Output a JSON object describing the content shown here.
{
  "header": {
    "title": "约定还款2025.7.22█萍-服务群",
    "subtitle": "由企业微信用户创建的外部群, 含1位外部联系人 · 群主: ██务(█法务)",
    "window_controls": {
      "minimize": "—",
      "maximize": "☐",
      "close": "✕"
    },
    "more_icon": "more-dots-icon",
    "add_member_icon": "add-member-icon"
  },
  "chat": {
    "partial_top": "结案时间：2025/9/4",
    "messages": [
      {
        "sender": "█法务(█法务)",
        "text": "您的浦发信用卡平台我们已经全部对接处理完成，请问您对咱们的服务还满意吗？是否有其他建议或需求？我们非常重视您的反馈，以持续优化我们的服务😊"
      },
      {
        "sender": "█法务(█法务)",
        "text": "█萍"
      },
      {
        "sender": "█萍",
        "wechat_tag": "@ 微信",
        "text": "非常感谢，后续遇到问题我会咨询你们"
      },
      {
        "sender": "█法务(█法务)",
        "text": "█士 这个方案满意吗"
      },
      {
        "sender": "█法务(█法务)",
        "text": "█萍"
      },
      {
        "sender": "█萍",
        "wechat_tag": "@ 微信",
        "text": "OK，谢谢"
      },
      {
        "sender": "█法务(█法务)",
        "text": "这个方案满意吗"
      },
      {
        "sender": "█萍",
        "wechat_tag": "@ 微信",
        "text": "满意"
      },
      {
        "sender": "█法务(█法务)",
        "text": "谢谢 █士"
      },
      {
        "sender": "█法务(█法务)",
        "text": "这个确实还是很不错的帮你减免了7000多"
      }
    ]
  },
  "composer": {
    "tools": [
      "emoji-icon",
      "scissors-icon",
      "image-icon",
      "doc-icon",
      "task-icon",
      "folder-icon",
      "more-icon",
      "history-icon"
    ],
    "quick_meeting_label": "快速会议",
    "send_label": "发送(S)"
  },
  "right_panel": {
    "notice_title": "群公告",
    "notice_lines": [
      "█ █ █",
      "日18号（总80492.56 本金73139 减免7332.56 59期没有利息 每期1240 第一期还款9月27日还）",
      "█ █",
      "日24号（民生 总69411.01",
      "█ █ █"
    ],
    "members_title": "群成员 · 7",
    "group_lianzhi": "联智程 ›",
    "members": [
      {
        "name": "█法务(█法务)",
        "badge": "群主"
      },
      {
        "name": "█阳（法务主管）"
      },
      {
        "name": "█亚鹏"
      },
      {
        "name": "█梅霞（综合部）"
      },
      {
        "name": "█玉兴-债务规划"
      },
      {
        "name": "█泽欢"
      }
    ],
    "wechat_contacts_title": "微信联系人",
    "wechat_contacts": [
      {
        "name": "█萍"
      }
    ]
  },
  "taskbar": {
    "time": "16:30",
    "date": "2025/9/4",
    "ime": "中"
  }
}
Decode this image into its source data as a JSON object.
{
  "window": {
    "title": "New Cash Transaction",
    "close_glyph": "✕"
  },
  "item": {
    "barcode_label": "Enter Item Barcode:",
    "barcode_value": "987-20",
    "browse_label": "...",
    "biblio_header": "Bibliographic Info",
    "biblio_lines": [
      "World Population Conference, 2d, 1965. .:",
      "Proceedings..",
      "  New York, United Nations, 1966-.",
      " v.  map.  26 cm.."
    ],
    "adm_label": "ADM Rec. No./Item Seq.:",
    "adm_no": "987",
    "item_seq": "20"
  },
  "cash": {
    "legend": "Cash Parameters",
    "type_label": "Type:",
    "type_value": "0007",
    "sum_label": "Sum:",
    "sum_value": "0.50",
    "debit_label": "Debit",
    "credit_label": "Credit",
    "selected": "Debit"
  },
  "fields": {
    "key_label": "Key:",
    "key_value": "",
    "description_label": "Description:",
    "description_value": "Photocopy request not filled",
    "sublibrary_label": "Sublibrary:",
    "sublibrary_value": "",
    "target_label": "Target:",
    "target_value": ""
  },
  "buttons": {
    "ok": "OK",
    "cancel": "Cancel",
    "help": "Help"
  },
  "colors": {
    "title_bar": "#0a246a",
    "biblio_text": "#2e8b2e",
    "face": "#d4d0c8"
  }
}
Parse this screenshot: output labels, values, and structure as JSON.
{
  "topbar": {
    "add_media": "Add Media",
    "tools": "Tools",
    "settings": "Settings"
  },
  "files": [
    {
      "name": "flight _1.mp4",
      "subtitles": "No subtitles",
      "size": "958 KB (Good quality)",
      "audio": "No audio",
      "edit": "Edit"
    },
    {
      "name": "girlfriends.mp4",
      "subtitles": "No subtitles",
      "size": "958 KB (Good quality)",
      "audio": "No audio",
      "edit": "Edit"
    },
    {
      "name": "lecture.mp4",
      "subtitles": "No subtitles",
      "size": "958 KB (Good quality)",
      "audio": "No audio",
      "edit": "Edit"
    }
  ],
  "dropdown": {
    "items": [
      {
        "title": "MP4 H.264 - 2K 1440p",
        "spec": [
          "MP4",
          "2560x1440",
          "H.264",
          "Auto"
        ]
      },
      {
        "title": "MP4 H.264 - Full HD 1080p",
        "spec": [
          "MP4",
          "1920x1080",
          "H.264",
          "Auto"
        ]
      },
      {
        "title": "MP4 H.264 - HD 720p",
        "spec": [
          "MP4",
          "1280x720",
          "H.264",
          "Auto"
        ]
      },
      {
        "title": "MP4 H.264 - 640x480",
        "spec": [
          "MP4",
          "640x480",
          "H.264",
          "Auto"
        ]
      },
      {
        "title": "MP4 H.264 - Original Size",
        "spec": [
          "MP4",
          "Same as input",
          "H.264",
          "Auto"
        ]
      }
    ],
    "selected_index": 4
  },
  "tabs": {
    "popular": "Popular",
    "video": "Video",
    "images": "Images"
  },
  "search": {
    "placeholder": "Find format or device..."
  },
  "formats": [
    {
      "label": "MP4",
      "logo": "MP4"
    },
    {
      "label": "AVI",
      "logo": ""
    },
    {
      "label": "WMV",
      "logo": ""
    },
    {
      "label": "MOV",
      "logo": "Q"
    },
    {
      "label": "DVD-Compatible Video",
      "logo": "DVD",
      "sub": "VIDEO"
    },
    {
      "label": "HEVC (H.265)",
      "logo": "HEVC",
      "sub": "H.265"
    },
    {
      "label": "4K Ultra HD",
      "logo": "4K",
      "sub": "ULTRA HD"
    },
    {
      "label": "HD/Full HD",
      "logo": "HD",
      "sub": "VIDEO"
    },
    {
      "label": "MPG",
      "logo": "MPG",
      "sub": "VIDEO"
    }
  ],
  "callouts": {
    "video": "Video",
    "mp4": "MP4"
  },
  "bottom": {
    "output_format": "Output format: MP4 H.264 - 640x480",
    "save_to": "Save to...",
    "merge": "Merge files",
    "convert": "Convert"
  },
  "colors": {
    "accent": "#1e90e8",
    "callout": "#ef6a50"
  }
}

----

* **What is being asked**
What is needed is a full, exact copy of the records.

* **Solved problem**
Output a JSON object describing the content shown here.
{
  "header": {
    "title": "约定还款2025.7.22█萍-服务群",
    "subtitle": "由企业微信用户创建的外部群, 含1位外部联系人 · 群主: ██务(█法务)",
    "window_controls": {
      "minimize": "—",
      "maximize": "☐",
      "close": "✕"
    },
    "more_icon": "more-dots-icon",
    "add_member_icon": "add-member-icon"
  },
  "chat": {
    "partial_top": "结案时间：2025/9/4",
    "messages": [
      {
        "sender": "█法务(█法务)",
        "text": "您的浦发信用卡平台我们已经全部对接处理完成，请问您对咱们的服务还满意吗？是否有其他建议或需求？我们非常重视您的反馈，以持续优化我们的服务😊"
      },
      {
        "sender": "█法务(█法务)",
        "text": "█萍"
      },
      {
        "sender": "█萍",
        "wechat_tag": "@ 微信",
        "text": "非常感谢，后续遇到问题我会咨询你们"
      },
      {
        "sender": "█法务(█法务)",
        "text": "█士 这个方案满意吗"
      },
      {
        "sender": "█法务(█法务)",
        "text": "█萍"
      },
      {
        "sender": "█萍",
        "wechat_tag": "@ 微信",
        "text": "OK，谢谢"
      },
      {
        "sender": "█法务(█法务)",
        "text": "这个方案满意吗"
      },
      {
        "sender": "█萍",
        "wechat_tag": "@ 微信",
        "text": "满意"
      },
      {
        "sender": "█法务(█法务)",
        "text": "谢谢 █士"
      },
      {
        "sender": "█法务(█法务)",
        "text": "这个确实还是很不错的帮你减免了7000多"
      }
    ]
  },
  "composer": {
    "tools": [
      "emoji-icon",
      "scissors-icon",
      "image-icon",
      "doc-icon",
      "task-icon",
      "folder-icon",
      "more-icon",
      "history-icon"
    ],
    "quick_meeting_label": "快速会议",
    "send_label": "发送(S)"
  },
  "right_panel": {
    "notice_title": "群公告",
    "notice_lines": [
      "█ █ █",
      "日18号（总80492.56 本金73139 减免7332.56 59期没有利息 每期1240 第一期还款9月27日还）",
      "█ █",
      "日24号（民生 总69411.01",
      "█ █ █"
    ],
    "members_title": "群成员 · 7",
    "group_lianzhi": "联智程 ›",
    "members": [
      {
        "name": "█法务(█法务)",
        "badge": "群主"
      },
      {
        "name": "█阳（法务主管）"
      },
      {
        "name": "█亚鹏"
      },
      {
        "name": "█梅霞（综合部）"
      },
      {
        "name": "█玉兴-债务规划"
      },
      {
        "name": "█泽欢"
      }
    ],
    "wechat_contacts_title": "微信联系人",
    "wechat_contacts": [
      {
        "name": "█萍"
      }
    ]
  },
  "taskbar": {
    "time": "16:30",
    "date": "2025/9/4",
    "ime": "中"
  }
}
Decode this image into its source data as a JSON object.
{
  "window": {
    "title": "New Cash Transaction",
    "close_glyph": "✕"
  },
  "item": {
    "barcode_label": "Enter Item Barcode:",
    "barcode_value": "987-20",
    "browse_label": "...",
    "biblio_header": "Bibliographic Info",
    "biblio_lines": [
      "World Population Conference, 2d, 1965. .:",
      "Proceedings..",
      "  New York, United Nations, 1966-.",
      " v.  map.  26 cm.."
    ],
    "adm_label": "ADM Rec. No./Item Seq.:",
    "adm_no": "987",
    "item_seq": "20"
  },
  "cash": {
    "legend": "Cash Parameters",
    "type_label": "Type:",
    "type_value": "0007",
    "sum_label": "Sum:",
    "sum_value": "0.50",
    "debit_label": "Debit",
    "credit_label": "Credit",
    "selected": "Debit"
  },
  "fields": {
    "key_label": "Key:",
    "key_value": "",
    "description_label": "Description:",
    "description_value": "Photocopy request not filled",
    "sublibrary_label": "Sublibrary:",
    "sublibrary_value": "",
    "target_label": "Target:",
    "target_value": ""
  },
  "buttons": {
    "ok": "OK",
    "cancel": "Cancel",
    "help": "Help"
  },
  "colors": {
    "title_bar": "#0a246a",
    "biblio_text": "#2e8b2e",
    "face": "#d4d0c8"
  }
}
Parse this screenshot: output labels, values, and structure as JSON.
{
  "topbar": {
    "add_media": "Add Media",
    "tools": "Tools",
    "settings": "Settings"
  },
  "files": [
    {
      "name": "flight _1.mp4",
      "subtitles": "No subtitles",
      "size": "958 KB (Good quality)",
      "audio": "No audio",
      "edit": "Edit"
    },
    {
      "name": "girlfriends.mp4",
      "subtitles": "No subtitles",
      "size": "958 KB (Good quality)",
      "audio": "No audio",
      "edit": "Edit"
    },
    {
      "name": "lecture.mp4",
      "subtitles": "No subtitles",
      "size": "958 KB (Good quality)",
      "audio": "No audio",
      "edit": "Edit"
    }
  ],
  "dropdown": {
    "items": [
      {
        "title": "MP4 H.264 - 2K 1440p",
        "spec": [
          "MP4",
          "2560x1440",
          "H.264",
          "Auto"
        ]
      },
      {
        "title": "MP4 H.264 - Full HD 1080p",
        "spec": [
          "MP4",
          "1920x1080",
          "H.264",
          "Auto"
        ]
      },
      {
        "title": "MP4 H.264 - HD 720p",
        "spec": [
          "MP4",
          "1280x720",
          "H.264",
          "Auto"
        ]
      },
      {
        "title": "MP4 H.264 - 640x480",
        "spec": [
          "MP4",
          "640x480",
          "H.264",
          "Auto"
        ]
      },
      {
        "title": "MP4 H.264 - Original Size",
        "spec": [
          "MP4",
          "Same as input",
          "H.264",
          "Auto"
        ]
      }
    ],
    "selected_index": 4
  },
  "tabs": {
    "popular": "Popular",
    "video": "Video",
    "images": "Images"
  },
  "search": {
    "placeholder": "Find format or device..."
  },
  "formats": [
    {
      "label": "MP4",
      "logo": "MP4"
    },
    {
      "label": "AVI",
      "logo": ""
    },
    {
      "label": "WMV",
      "logo": ""
    },
    {
      "label": "MOV",
      "logo": "Q"
    },
    {
      "label": "DVD-Compatible Video",
      "logo": "DVD",
      "sub": "VIDEO"
    },
    {
      "label": "HEVC (H.265)",
      "logo": "HEVC",
      "sub": "H.265"
    },
    {
      "label": "4K Ultra HD",
      "logo": "4K",
      "sub": "ULTRA HD"
    },
    {
      "label": "HD/Full HD",
      "logo": "HD",
      "sub": "VIDEO"
    },
    {
      "label": "MPG",
      "logo": "MPG",
      "sub": "VIDEO"
    }
  ],
  "callouts": {
    "video": "Video",
    "mp4": "MP4"
  },
  "bottom": {
    "output_format": "Output format: MP4 H.264 - 640x480",
    "save_to": "Save to...",
    "merge": "Merge files",
    "convert": "Convert"
  },
  "colors": {
    "accent": "#1e90e8",
    "callout": "#ef6a50"
  }
}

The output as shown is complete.